**EXERCISE INSTRUCTIONS:** Line by line, return the material below exactly as it reads.

**INPUT DATA:**

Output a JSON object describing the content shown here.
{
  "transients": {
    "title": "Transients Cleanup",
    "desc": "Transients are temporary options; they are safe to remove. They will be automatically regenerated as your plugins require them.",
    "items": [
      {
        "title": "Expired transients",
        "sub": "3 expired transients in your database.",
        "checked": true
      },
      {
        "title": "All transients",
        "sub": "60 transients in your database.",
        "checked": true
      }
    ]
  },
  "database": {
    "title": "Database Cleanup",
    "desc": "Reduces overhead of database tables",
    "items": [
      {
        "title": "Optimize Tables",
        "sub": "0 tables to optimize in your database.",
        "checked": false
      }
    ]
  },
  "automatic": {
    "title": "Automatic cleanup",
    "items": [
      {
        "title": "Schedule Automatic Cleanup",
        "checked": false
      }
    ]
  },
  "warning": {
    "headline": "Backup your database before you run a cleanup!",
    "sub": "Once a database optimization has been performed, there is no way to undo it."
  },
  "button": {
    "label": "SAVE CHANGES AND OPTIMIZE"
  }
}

**PROBLEM SOLUTION:**
Output a JSON object describing the content shown here.
{
  "transients": {
    "title": "Transients Cleanup",
    "desc": "Transients are temporary options; they are safe to remove. They will be automatically regenerated as your plugins require them.",
    "items": [
      {
        "title": "Expired transients",
        "sub": "3 expired transients in your database.",
        "checked": true
      },
      {
        "title": "All transients",
        "sub": "60 transients in your database.",
        "checked": true
      }
    ]
  },
  "database": {
    "title": "Database Cleanup",
    "desc": "Reduces overhead of database tables",
    "items": [
      {
        "title": "Optimize Tables",
        "sub": "0 tables to optimize in your database.",
        "checked": false
      }
    ]
  },
  "automatic": {
    "title": "Automatic cleanup",
    "items": [
      {
        "title": "Schedule Automatic Cleanup",
        "checked": false
      }
    ]
  },
  "warning": {
    "headline": "Backup your database before you run a cleanup!",
    "sub": "Once a database optimization has been performed, there is no way to undo it."
  },
  "button": {
    "label": "SAVE CHANGES AND OPTIMIZE"
  }
}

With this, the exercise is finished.